He held the snake for about 15 minutes while trying to calm his family before releasing the reptile.
“It returned to the scene, the naughty thing,” said Mr. Blake.
Beau escaped with minor bite wounds and is being monitored at home. Pythons aren’t venomous – they grab their prey with their teeth, then wrap and squeeze around their bodies to kill them – but are at risk of infection from snakebites.
“He’s an absolute soldier,” Mr Blake said of his son, admitting it was “a certain ordeal”.
Pythons typically eat rodents, birds, and lizards, as well as mammals like monkeys, wallabies, pigs — and even the odd cat.
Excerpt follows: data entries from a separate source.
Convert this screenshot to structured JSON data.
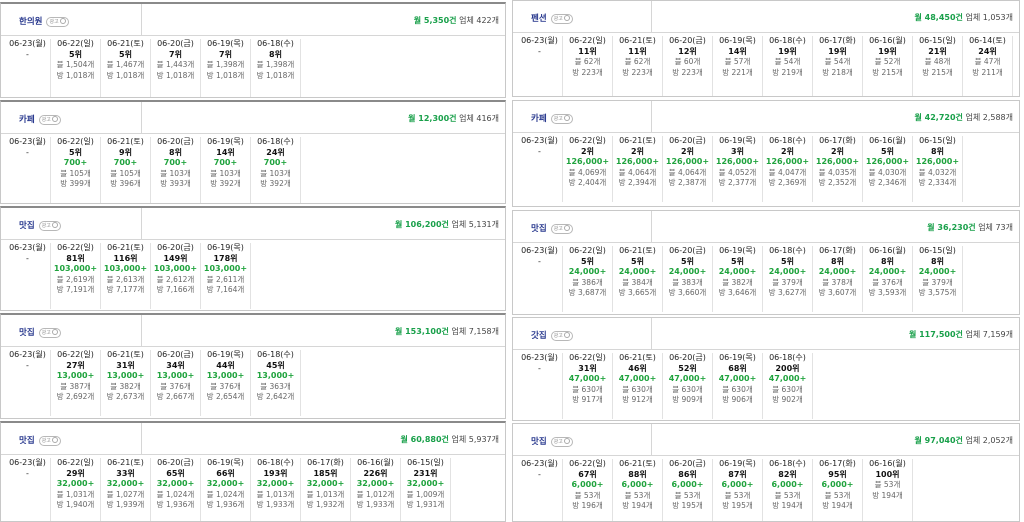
{
  "left": [
    {
      "name": "한의원",
      "badge": "광고",
      "monthly": "월 5,350건",
      "businesses": "업체 422개",
      "today": {
        "date": "06-23(월)",
        "dash": "-"
      },
      "days": [
        {
          "date": "06-22(일)",
          "rank": "5위",
          "post": "블 1,504개",
          "bang": "방 1,018개"
        },
        {
          "date": "06-21(토)",
          "rank": "5위",
          "post": "블 1,467개",
          "bang": "방 1,018개"
        },
        {
          "date": "06-20(금)",
          "rank": "7위",
          "post": "블 1,443개",
          "bang": "방 1,018개"
        },
        {
          "date": "06-19(목)",
          "rank": "7위",
          "post": "블 1,398개",
          "bang": "방 1,018개"
        },
        {
          "date": "06-18(수)",
          "rank": "8위",
          "post": "블 1,398개",
          "bang": "방 1,018개"
        }
      ]
    },
    {
      "name": "카페",
      "badge": "광고",
      "monthly": "월 12,300건",
      "businesses": "업체 416개",
      "today": {
        "date": "06-23(월)",
        "dash": "-"
      },
      "days": [
        {
          "date": "06-22(일)",
          "rank": "5위",
          "sales": "700+",
          "post": "블 105개",
          "bang": "방 399개"
        },
        {
          "date": "06-21(토)",
          "rank": "9위",
          "sales": "700+",
          "post": "블 105개",
          "bang": "방 396개"
        },
        {
          "date": "06-20(금)",
          "rank": "8위",
          "sales": "700+",
          "post": "블 103개",
          "bang": "방 393개"
        },
        {
          "date": "06-19(목)",
          "rank": "14위",
          "sales": "700+",
          "post": "블 103개",
          "bang": "방 392개"
        },
        {
          "date": "06-18(수)",
          "rank": "24위",
          "sales": "700+",
          "post": "블 103개",
          "bang": "방 392개"
        }
      ]
    },
    {
      "name": "맛집",
      "badge": "광고",
      "monthly": "월 106,200건",
      "businesses": "업체 5,131개",
      "today": {
        "date": "06-23(월)",
        "dash": "-"
      },
      "days": [
        {
          "date": "06-22(일)",
          "rank": "81위",
          "sales": "103,000+",
          "post": "블 2,619개",
          "bang": "방 7,191개"
        },
        {
          "date": "06-21(토)",
          "rank": "116위",
          "sales": "103,000+",
          "post": "블 2,613개",
          "bang": "방 7,177개"
        },
        {
          "date": "06-20(금)",
          "rank": "149위",
          "sales": "103,000+",
          "post": "블 2,612개",
          "bang": "방 7,166개"
        },
        {
          "date": "06-19(목)",
          "rank": "178위",
          "sales": "103,000+",
          "post": "블 2,611개",
          "bang": "방 7,164개"
        }
      ]
    },
    {
      "name": "맛집",
      "badge": "광고",
      "monthly": "월 153,100건",
      "businesses": "업체 7,158개",
      "today": {
        "date": "06-23(월)",
        "dash": "-"
      },
      "days": [
        {
          "date": "06-22(일)",
          "rank": "27위",
          "sales": "13,000+",
          "post": "블 387개",
          "bang": "방 2,692개"
        },
        {
          "date": "06-21(토)",
          "rank": "31위",
          "sales": "13,000+",
          "post": "블 382개",
          "bang": "방 2,673개"
        },
        {
          "date": "06-20(금)",
          "rank": "34위",
          "sales": "13,000+",
          "post": "블 376개",
          "bang": "방 2,667개"
        },
        {
          "date": "06-19(목)",
          "rank": "44위",
          "sales": "13,000+",
          "post": "블 376개",
          "bang": "방 2,654개"
        },
        {
          "date": "06-18(수)",
          "rank": "45위",
          "sales": "13,000+",
          "post": "블 363개",
          "bang": "방 2,642개"
        }
      ]
    },
    {
      "name": "맛집",
      "badge": "광고",
      "monthly": "월 60,880건",
      "businesses": "업체 5,937개",
      "today": {
        "date": "06-23(월)",
        "dash": "-"
      },
      "days": [
        {
          "date": "06-22(일)",
          "rank": "29위",
          "sales": "32,000+",
          "post": "블 1,031개",
          "bang": "방 1,940개"
        },
        {
          "date": "06-21(토)",
          "rank": "33위",
          "sales": "32,000+",
          "post": "블 1,027개",
          "bang": "방 1,939개"
        },
        {
          "date": "06-20(금)",
          "rank": "65위",
          "sales": "32,000+",
          "post": "블 1,024개",
          "bang": "방 1,936개"
        },
        {
          "date": "06-19(목)",
          "rank": "66위",
          "sales": "32,000+",
          "post": "블 1,024개",
          "bang": "방 1,936개"
        },
        {
          "date": "06-18(수)",
          "rank": "193위",
          "sales": "32,000+",
          "post": "블 1,013개",
          "bang": "방 1,933개"
        },
        {
          "date": "06-17(화)",
          "rank": "185위",
          "sales": "32,000+",
          "post": "블 1,013개",
          "bang": "방 1,932개"
        },
        {
          "date": "06-16(월)",
          "rank": "226위",
          "sales": "32,000+",
          "post": "블 1,012개",
          "bang": "방 1,933개"
        },
        {
          "date": "06-15(일)",
          "rank": "231위",
          "sales": "32,000+",
          "post": "블 1,009개",
          "bang": "방 1,931개"
        }
      ]
    }
  ],
  "right": [
    {
      "name": "펜션",
      "badge": "광고",
      "monthly": "월 48,450건",
      "businesses": "업체 1,053개",
      "today": {
        "date": "06-23(월)",
        "dash": "-"
      },
      "days": [
        {
          "date": "06-22(일)",
          "rank": "11위",
          "post": "블 62개",
          "bang": "방 223개"
        },
        {
          "date": "06-21(토)",
          "rank": "11위",
          "post": "블 62개",
          "bang": "방 223개"
        },
        {
          "date": "06-20(금)",
          "rank": "12위",
          "post": "블 60개",
          "bang": "방 223개"
        },
        {
          "date": "06-19(목)",
          "rank": "14위",
          "post": "블 57개",
          "bang": "방 221개"
        },
        {
          "date": "06-18(수)",
          "rank": "19위",
          "post": "블 54개",
          "bang": "방 219개"
        },
        {
          "date": "06-17(화)",
          "rank": "19위",
          "post": "블 54개",
          "bang": "방 218개"
        },
        {
          "date": "06-16(월)",
          "rank": "19위",
          "post": "블 52개",
          "bang": "방 215개"
        },
        {
          "date": "06-15(일)",
          "rank": "21위",
          "post": "블 48개",
          "bang": "방 215개"
        },
        {
          "date": "06-14(토)",
          "rank": "24위",
          "post": "블 47개",
          "bang": "방 211개"
        }
      ]
    },
    {
      "name": "카페",
      "badge": "광고",
      "monthly": "월 42,720건",
      "businesses": "업체 2,588개",
      "today": {
        "date": "06-23(월)",
        "dash": "-"
      },
      "days": [
        {
          "date": "06-22(일)",
          "rank": "2위",
          "sales": "126,000+",
          "post": "블 4,069개",
          "bang": "방 2,404개"
        },
        {
          "date": "06-21(토)",
          "rank": "2위",
          "sales": "126,000+",
          "post": "블 4,064개",
          "bang": "방 2,394개"
        },
        {
          "date": "06-20(금)",
          "rank": "2위",
          "sales": "126,000+",
          "post": "블 4,064개",
          "bang": "방 2,387개"
        },
        {
          "date": "06-19(목)",
          "rank": "3위",
          "sales": "126,000+",
          "post": "블 4,052개",
          "bang": "방 2,377개"
        },
        {
          "date": "06-18(수)",
          "rank": "2위",
          "sales": "126,000+",
          "post": "블 4,047개",
          "bang": "방 2,369개"
        },
        {
          "date": "06-17(화)",
          "rank": "2위",
          "sales": "126,000+",
          "post": "블 4,035개",
          "bang": "방 2,352개"
        },
        {
          "date": "06-16(월)",
          "rank": "5위",
          "sales": "126,000+",
          "post": "블 4,030개",
          "bang": "방 2,346개"
        },
        {
          "date": "06-15(일)",
          "rank": "8위",
          "sales": "126,000+",
          "post": "블 4,032개",
          "bang": "방 2,334개"
        }
      ]
    },
    {
      "name": "맛집",
      "badge": "광고",
      "monthly": "월 36,230건",
      "businesses": "업체 73개",
      "today": {
        "date": "06-23(월)",
        "dash": "-"
      },
      "days": [
        {
          "date": "06-22(일)",
          "rank": "5위",
          "sales": "24,000+",
          "post": "블 386개",
          "bang": "방 3,687개"
        },
        {
          "date": "06-21(토)",
          "rank": "5위",
          "sales": "24,000+",
          "post": "블 384개",
          "bang": "방 3,665개"
        },
        {
          "date": "06-20(금)",
          "rank": "5위",
          "sales": "24,000+",
          "post": "블 383개",
          "bang": "방 3,660개"
        },
        {
          "date": "06-19(목)",
          "rank": "5위",
          "sales": "24,000+",
          "post": "블 382개",
          "bang": "방 3,646개"
        },
        {
          "date": "06-18(수)",
          "rank": "5위",
          "sales": "24,000+",
          "post": "블 379개",
          "bang": "방 3,627개"
        },
        {
          "date": "06-17(화)",
          "rank": "8위",
          "sales": "24,000+",
          "post": "블 378개",
          "bang": "방 3,607개"
        },
        {
          "date": "06-16(월)",
          "rank": "8위",
          "sales": "24,000+",
          "post": "블 376개",
          "bang": "방 3,593개"
        },
        {
          "date": "06-15(일)",
          "rank": "8위",
          "sales": "24,000+",
          "post": "블 379개",
          "bang": "방 3,575개"
        }
      ]
    },
    {
      "name": "갓집",
      "badge": "광고",
      "monthly": "월 117,500건",
      "businesses": "업체 7,159개",
      "today": {
        "date": "06-23(월)",
        "dash": "-"
      },
      "days": [
        {
          "date": "06-22(일)",
          "rank": "31위",
          "sales": "47,000+",
          "post": "블 630개",
          "bang": "방 917개"
        },
        {
          "date": "06-21(토)",
          "rank": "46위",
          "sales": "47,000+",
          "post": "블 630개",
          "bang": "방 912개"
        },
        {
          "date": "06-20(금)",
          "rank": "52위",
          "sales": "47,000+",
          "post": "블 630개",
          "bang": "방 909개"
        },
        {
          "date": "06-19(목)",
          "rank": "68위",
          "sales": "47,000+",
          "post": "블 630개",
          "bang": "방 906개"
        },
        {
          "date": "06-18(수)",
          "rank": "200위",
          "sales": "47,000+",
          "post": "블 630개",
          "bang": "방 902개"
        }
      ]
    },
    {
      "name": "맛집",
      "badge": "광고",
      "monthly": "월 97,040건",
      "businesses": "업체 2,052개",
      "today": {
        "date": "06-23(월)",
        "dash": "-"
      },
      "days": [
        {
          "date": "06-22(일)",
          "rank": "67위",
          "sales": "6,000+",
          "post": "블 53개",
          "bang": "방 196개"
        },
        {
          "date": "06-21(토)",
          "rank": "88위",
          "sales": "6,000+",
          "post": "블 53개",
          "bang": "방 194개"
        },
        {
          "date": "06-20(금)",
          "rank": "86위",
          "sales": "6,000+",
          "post": "블 53개",
          "bang": "방 195개"
        },
        {
          "date": "06-19(목)",
          "rank": "87위",
          "sales": "6,000+",
          "post": "블 53개",
          "bang": "방 195개"
        },
        {
          "date": "06-18(수)",
          "rank": "82위",
          "sales": "6,000+",
          "post": "블 53개",
          "bang": "방 194개"
        },
        {
          "date": "06-17(화)",
          "rank": "95위",
          "sales": "6,000+",
          "post": "블 53개",
          "bang": "방 194개"
        },
        {
          "date": "06-16(월)",
          "rank": "100위",
          "post": "블 53개",
          "bang": "방 194개"
        }
      ]
    }
  ]
}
There are 15 species of pythons in Australia, which are among the most common in people’s backyards.
They are protected in Australia and cannot be killed or taken from the wild.